The Anti-'Friday Evening'
Knowing the alarm will go off at precisely 5:45 Monday morning goes an awfully long way toward ruining Ayesha Thomas's Sunday nights.
The 32-year-old data analyst from Gaithersburg compares it to "the opposite of Friday evening."
"On Friday night you have this feeling of exhilaration," she says. "Then on Sunday you have the stress of work and maybe being with the people you don't want to be with."
She doesn't really mind the people she works with now in a relatively new job. Which is all well and good, but that doesn't mean she doesn't get the blues as the weekend slips away.
Somehow even the normal things seem worse on Sunday.
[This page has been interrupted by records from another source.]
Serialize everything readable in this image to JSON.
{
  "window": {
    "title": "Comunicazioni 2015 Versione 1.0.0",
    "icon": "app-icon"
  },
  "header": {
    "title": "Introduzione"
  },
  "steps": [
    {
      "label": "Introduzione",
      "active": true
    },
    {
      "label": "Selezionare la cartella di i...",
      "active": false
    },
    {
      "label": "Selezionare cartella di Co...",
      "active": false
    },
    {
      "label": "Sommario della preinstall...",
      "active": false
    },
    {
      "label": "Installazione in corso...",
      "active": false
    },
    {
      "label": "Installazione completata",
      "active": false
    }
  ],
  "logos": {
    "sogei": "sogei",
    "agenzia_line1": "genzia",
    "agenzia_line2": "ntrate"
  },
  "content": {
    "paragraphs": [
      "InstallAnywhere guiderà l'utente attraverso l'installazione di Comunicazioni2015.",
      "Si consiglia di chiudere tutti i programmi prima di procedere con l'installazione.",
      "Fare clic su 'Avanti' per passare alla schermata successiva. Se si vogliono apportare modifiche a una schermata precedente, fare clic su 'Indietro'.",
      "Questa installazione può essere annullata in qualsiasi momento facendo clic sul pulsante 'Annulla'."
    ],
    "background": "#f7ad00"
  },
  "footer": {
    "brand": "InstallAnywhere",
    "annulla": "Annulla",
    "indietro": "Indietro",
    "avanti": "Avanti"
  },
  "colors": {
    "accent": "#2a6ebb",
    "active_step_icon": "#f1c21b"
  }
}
The dinner dishes, the organizing, the picking out of clothes for her 10-year-old daughter, Abeba Baptiste. Dread makes everything feel more weighty.
"The weekend puts you in a different reality," she says. And for Thomas, that means going out dancing with her sisters. For Abeba, it means sleepovers at Grandma's and the chance to watch television.
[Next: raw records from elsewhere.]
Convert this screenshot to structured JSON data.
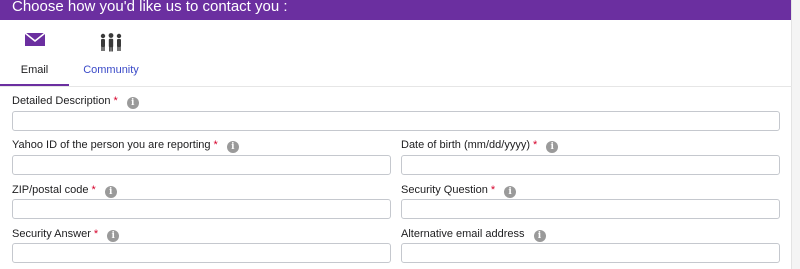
{
  "header": {
    "title": "Choose how you'd like us to contact you :"
  },
  "tabs": [
    {
      "label": "Email",
      "icon": "envelope-icon",
      "active": true
    },
    {
      "label": "Community",
      "icon": "people-icon",
      "active": false
    }
  ],
  "colors": {
    "brand": "#6b2fa0",
    "link": "#3b4bc8",
    "required": "#d6002a"
  },
  "form": {
    "required_mark": "*",
    "info_glyph": "i",
    "detailed_description": {
      "label": "Detailed Description",
      "value": ""
    },
    "yahoo_id": {
      "label": "Yahoo ID of the person you are reporting",
      "value": ""
    },
    "dob": {
      "label": "Date of birth (mm/dd/yyyy)",
      "value": ""
    },
    "zip": {
      "label": "ZIP/postal code",
      "value": ""
    },
    "security_question": {
      "label": "Security Question",
      "value": ""
    },
    "security_answer": {
      "label": "Security Answer",
      "value": ""
    },
    "alt_email": {
      "label": "Alternative email address",
      "value": ""
    }
  }
}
"Then all the regular stuff comes back to you again on Sunday," Thomas says.
Because even if Thomas, who emigrated from Trinidad and Tobago almost a decade ago, doesn't dread the work, she dreads the hour-long Metro ride to and from Crystal City. She dreads the hustling and the exhaustion and the time away from Abeba.
The weird thing is the way this one evening -- the one she likes least -- insists on lingering. Almost every night of the week, Thomas can crawl into bed by 10 and drift right off to sleep. Not so on Sundays.
It's then that she struggles, staring at the clock as it ticks, ticks, ticks toward 5:45.